U.S. Classification442/301, 442/414
International ClassificationD03D15/00
Cooperative ClassificationD03D15/0094, A41D31/0033, A47G9/0207, D10B2503/06, D03D13/008, Y10T428/2913, Y10T442/3098, Y10T428/2935, Y10T442/30, Y10T442/3065, Y10T442/696, Y10T442/40, Y10T428/249921, Y10T428/2976, Y10T442/3976, D03D1/0035, D03D15/0083
European ClassificationA47G9/02A, D03D13/00G, D03D15/00P
Legal Events
DateCodeEventDescription
Jun 8, 2010ASAssignment
Owner name: WARMER WEAVE, INC.,NEBRASKA
Free format text: ASSIGNMENT OF ASSIGNORS INTEREST;ASSIGNOR:AASGAARD, ALVIN L. PEPPER;REEL/FRAME:024498/0797
Effective date: 20100503
Owner name: WARMER WEAVE, INC., NEBRASKA
Free format text: ASSIGNMENT OF ASSIGNORS INTEREST;ASSIGNOR:AASGAARD, ALVIN L. PEPPER;REEL/FRAME:024498/0797

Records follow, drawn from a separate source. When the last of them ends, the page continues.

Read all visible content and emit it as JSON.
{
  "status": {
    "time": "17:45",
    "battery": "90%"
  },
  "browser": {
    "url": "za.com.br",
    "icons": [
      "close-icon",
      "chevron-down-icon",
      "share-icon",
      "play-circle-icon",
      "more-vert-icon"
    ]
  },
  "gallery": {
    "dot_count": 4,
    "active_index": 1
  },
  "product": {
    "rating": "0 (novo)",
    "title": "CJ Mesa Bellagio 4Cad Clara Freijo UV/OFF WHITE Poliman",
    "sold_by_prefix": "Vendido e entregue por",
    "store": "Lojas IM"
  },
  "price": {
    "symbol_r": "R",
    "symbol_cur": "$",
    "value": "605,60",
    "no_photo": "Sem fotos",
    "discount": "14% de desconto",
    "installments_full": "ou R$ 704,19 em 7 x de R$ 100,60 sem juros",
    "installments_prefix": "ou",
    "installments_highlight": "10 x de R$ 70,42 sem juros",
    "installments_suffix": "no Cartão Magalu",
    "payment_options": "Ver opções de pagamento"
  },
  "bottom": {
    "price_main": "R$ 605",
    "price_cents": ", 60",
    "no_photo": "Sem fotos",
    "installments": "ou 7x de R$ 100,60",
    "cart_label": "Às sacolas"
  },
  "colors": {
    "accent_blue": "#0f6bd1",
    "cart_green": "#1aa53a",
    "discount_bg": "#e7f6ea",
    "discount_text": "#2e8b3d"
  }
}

Effective date: 20100503
Apr 17, 2012CCCertificate of correction
Oct 16, 2015REMIMaintenance fee reminder mailed